whether compared to different polymers how is their toxicity.
So, you can see they have chosen 3 polymers, one is their polymer the polyphosphoester
another is PLL which is poly-l-lysine, another is PEI which is polyethyleneimine, we
talked about in few slides ago. You can see that as you increase the concentration of your
polymer along with the cells, a million cells, you see that even at low concentration you
almost have half the viability than what you started with and this is percentage and as
you increase it more and more cells die up to a amount that even at 100 microgram
almost all the cells are dead.
So, this is something definitely you do not want, but in case of their polymer, they do see
even at high concentration, the amount of viability is almost 100 percent. So, that is what
then they started with, this is for the confirmation in an animal setting. So, this is they are

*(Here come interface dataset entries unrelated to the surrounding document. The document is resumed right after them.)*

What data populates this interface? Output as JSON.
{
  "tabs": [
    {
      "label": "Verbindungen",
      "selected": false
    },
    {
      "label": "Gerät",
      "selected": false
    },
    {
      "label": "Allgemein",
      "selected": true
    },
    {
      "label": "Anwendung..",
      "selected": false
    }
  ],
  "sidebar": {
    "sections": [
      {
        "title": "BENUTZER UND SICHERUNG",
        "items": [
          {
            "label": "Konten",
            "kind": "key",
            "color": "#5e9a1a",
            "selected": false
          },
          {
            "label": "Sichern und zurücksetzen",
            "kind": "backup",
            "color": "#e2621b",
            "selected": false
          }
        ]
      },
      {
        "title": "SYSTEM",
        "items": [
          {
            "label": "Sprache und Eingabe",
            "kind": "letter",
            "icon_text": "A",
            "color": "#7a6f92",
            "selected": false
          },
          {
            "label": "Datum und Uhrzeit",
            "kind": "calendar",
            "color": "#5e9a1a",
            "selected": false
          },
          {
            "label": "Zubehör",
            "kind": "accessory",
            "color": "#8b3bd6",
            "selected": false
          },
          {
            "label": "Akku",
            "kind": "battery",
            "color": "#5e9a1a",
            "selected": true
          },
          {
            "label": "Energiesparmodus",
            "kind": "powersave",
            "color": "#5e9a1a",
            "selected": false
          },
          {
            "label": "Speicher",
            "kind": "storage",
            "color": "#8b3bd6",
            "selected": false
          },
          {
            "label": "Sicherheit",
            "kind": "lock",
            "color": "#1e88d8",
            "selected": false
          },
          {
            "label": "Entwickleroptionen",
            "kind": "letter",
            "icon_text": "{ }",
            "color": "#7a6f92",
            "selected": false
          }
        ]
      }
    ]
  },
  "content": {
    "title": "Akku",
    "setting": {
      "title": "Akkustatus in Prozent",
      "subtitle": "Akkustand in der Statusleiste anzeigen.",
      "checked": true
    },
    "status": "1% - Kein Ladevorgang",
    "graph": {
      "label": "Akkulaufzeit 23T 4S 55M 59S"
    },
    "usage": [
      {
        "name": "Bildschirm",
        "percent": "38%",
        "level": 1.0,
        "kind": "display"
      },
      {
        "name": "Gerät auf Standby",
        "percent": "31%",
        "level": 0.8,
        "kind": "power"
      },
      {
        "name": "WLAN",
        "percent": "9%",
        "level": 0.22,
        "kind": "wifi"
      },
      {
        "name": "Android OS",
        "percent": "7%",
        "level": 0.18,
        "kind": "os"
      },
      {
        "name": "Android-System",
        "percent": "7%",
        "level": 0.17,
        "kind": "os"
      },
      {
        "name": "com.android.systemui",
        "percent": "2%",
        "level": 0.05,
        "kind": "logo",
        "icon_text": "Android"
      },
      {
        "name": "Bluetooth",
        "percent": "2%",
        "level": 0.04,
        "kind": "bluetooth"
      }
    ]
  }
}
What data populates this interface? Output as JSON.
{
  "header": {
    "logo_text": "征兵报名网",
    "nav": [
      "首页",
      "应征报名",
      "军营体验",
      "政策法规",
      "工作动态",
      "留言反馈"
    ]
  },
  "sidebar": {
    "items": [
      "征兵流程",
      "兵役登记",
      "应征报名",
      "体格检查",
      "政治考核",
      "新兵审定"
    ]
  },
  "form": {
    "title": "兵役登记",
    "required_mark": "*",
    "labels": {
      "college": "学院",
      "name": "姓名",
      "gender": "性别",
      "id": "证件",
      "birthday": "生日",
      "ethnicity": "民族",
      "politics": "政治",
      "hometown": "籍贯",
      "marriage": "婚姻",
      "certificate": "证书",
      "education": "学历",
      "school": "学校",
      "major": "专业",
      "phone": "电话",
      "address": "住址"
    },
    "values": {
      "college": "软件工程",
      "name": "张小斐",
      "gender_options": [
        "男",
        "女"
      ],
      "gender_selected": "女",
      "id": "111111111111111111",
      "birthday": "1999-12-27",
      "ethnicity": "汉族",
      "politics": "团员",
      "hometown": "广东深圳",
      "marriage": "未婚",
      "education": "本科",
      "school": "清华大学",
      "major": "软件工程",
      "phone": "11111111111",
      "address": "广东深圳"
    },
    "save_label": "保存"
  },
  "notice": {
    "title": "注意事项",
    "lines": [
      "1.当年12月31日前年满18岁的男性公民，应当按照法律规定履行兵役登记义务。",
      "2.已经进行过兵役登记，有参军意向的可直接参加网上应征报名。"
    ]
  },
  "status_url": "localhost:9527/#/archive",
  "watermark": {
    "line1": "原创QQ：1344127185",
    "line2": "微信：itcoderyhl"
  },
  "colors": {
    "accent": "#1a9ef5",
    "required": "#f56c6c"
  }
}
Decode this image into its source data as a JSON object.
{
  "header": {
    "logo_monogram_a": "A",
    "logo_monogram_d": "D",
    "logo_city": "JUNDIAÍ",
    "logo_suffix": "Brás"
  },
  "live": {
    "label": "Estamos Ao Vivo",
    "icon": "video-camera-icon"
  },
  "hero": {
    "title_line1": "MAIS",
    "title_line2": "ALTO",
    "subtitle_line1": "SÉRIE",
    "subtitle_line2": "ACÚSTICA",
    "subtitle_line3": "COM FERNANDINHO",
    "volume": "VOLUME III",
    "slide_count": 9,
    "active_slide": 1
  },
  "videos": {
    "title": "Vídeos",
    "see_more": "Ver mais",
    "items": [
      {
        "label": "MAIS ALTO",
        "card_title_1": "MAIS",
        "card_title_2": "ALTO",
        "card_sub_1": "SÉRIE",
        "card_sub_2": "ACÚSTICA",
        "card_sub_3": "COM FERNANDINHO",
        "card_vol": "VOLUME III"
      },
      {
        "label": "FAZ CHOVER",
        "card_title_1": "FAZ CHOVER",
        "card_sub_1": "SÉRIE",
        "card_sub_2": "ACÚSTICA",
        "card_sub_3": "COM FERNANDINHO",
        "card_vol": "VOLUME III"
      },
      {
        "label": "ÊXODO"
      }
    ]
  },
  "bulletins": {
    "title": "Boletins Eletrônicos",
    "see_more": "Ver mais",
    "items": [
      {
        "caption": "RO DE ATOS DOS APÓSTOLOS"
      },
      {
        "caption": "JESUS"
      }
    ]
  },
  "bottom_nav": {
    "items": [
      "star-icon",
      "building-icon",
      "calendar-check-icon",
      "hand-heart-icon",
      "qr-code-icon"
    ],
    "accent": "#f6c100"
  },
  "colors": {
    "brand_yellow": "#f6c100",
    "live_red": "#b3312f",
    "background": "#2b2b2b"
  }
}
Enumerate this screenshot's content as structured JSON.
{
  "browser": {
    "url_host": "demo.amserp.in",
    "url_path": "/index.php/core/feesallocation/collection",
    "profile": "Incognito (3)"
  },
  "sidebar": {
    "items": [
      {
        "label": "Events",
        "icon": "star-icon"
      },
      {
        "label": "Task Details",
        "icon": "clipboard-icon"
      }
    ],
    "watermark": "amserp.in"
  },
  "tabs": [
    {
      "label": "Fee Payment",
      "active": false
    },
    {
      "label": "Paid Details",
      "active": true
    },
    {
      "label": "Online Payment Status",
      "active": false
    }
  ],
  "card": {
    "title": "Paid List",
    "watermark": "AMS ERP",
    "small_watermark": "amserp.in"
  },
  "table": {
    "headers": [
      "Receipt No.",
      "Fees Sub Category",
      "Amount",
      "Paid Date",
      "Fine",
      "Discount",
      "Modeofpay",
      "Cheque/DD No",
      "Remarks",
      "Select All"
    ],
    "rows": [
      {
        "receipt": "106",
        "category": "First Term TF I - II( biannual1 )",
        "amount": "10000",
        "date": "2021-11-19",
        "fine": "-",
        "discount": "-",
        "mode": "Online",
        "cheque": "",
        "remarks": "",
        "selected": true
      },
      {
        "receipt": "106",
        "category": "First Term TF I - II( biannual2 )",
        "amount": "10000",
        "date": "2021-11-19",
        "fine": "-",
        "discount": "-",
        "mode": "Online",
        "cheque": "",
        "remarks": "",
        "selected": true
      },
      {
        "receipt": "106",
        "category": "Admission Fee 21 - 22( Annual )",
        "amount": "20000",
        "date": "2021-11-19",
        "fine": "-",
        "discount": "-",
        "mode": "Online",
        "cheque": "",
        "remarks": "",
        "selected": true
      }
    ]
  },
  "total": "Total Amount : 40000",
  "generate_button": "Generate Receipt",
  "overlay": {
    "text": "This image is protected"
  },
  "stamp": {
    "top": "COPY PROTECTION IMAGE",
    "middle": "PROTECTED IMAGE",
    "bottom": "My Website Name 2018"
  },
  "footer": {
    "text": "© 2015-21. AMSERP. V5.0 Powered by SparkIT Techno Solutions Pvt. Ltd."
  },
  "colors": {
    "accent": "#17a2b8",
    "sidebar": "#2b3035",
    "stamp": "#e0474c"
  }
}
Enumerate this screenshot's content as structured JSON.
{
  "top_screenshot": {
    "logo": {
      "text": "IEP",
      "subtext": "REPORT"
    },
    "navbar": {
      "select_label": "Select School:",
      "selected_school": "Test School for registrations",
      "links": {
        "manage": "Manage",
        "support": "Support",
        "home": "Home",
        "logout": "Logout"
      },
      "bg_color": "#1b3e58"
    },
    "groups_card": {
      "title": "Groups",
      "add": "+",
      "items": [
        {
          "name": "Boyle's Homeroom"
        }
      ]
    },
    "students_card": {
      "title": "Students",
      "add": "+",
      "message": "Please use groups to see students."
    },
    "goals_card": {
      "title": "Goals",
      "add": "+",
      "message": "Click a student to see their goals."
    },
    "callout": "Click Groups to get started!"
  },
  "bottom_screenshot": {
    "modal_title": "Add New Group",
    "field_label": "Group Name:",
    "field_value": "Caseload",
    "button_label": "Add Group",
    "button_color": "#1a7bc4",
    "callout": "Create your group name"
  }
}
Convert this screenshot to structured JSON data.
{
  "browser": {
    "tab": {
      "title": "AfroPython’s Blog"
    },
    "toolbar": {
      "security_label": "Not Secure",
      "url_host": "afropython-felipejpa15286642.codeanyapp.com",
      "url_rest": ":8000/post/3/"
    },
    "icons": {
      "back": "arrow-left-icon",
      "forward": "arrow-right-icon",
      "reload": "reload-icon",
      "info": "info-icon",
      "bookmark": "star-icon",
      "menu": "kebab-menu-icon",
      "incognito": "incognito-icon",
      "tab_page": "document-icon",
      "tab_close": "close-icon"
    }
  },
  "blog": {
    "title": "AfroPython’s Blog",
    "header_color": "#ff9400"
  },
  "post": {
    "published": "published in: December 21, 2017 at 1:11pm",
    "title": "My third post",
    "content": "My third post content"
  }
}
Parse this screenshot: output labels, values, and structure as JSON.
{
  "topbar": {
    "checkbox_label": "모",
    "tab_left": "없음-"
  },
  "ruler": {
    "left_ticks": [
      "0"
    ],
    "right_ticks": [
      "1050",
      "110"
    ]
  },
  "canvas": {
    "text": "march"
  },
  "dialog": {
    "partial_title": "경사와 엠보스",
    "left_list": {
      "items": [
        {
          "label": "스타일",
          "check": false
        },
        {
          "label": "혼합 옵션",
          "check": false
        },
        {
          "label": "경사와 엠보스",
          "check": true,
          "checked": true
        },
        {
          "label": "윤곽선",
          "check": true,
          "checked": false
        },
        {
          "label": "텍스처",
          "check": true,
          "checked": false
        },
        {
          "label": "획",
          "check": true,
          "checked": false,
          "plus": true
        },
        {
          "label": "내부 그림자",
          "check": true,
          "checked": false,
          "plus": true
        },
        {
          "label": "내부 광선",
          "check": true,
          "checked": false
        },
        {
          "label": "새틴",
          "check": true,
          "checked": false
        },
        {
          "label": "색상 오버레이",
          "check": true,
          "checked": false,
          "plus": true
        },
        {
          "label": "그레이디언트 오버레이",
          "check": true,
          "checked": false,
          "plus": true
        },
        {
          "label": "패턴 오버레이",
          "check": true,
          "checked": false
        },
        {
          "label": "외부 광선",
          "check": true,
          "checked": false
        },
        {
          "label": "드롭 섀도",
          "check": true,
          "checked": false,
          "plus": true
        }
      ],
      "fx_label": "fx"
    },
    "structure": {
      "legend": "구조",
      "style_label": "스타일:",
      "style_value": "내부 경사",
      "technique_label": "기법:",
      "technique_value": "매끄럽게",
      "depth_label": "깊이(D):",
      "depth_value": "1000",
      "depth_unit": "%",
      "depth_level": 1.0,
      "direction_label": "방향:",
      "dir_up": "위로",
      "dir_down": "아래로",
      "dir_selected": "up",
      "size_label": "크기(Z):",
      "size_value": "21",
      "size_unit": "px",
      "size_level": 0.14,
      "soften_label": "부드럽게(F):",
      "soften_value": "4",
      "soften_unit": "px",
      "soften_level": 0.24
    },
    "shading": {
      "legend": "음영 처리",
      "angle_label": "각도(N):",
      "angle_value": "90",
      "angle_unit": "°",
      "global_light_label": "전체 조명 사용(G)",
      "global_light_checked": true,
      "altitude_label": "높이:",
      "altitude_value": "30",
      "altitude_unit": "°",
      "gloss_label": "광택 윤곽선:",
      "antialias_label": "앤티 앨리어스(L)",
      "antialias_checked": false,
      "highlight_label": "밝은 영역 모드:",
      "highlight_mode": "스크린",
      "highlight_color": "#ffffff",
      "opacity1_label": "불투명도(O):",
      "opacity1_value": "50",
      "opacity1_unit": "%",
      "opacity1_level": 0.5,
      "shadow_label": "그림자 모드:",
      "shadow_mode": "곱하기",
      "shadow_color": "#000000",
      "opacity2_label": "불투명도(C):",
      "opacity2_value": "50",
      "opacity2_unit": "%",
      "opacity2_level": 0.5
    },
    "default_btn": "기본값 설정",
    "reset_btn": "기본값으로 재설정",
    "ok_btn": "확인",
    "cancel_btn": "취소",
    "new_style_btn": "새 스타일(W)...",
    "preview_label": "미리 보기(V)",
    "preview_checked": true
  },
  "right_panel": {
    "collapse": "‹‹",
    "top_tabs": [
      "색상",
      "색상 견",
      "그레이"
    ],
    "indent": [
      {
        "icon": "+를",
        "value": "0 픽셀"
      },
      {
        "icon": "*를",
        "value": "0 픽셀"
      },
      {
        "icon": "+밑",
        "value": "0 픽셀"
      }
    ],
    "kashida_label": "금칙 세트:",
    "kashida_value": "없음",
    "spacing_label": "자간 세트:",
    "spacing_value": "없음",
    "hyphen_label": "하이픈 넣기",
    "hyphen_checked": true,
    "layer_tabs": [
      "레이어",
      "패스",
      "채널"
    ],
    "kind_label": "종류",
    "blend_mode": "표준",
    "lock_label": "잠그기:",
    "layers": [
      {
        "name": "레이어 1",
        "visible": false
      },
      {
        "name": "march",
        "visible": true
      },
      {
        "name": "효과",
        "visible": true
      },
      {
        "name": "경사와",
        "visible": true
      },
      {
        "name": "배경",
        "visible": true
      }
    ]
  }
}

looking at what happens when they inject this polymer into an animal. So, you can see
the tissue looks fairly healthy, it is well organized in a saline injected as you would
expect, but if you are injecting PEI, you see quite a bit toxicity and then with their
polymer, it is much closer to saline then it is with the PEI. So, that is what they started
(Refer Slide Time: 25:14)
And then they did experiments to see if they can increase the INF alpha concentration by
delivery of an INF alpha coding gene and. So, they measured this concentration in serum
and what they see is, in the naive group which has not been given any treatment, even
after several days of course, you do not expect any change in the INF alpha
concentration, in the group that was given a naked DNA. So, without any polymer you
do not really see much enhancement. So, it is almost at day 14 and day 21 you do get
some more signal, but it is still not as high, but when you give the complexes you see
quite a bit enhancement in signal protein at day 14 and 21 even more than your naked
So, this is after intramuscular injection and they are measuring the concentration in the
serum. So, again if this has to work it has to go through all those barriers and only then
this protein can be produced and enhanced. So, again you can see that using polymers
help in enhancement of the signal, but then one thing to note of course, is even though it
has low toxicity the polyphosphoester do not really work as much as PEI, but then at
least you are not worrying about the safety issues with that we will stop here and will
continue rest in the next class.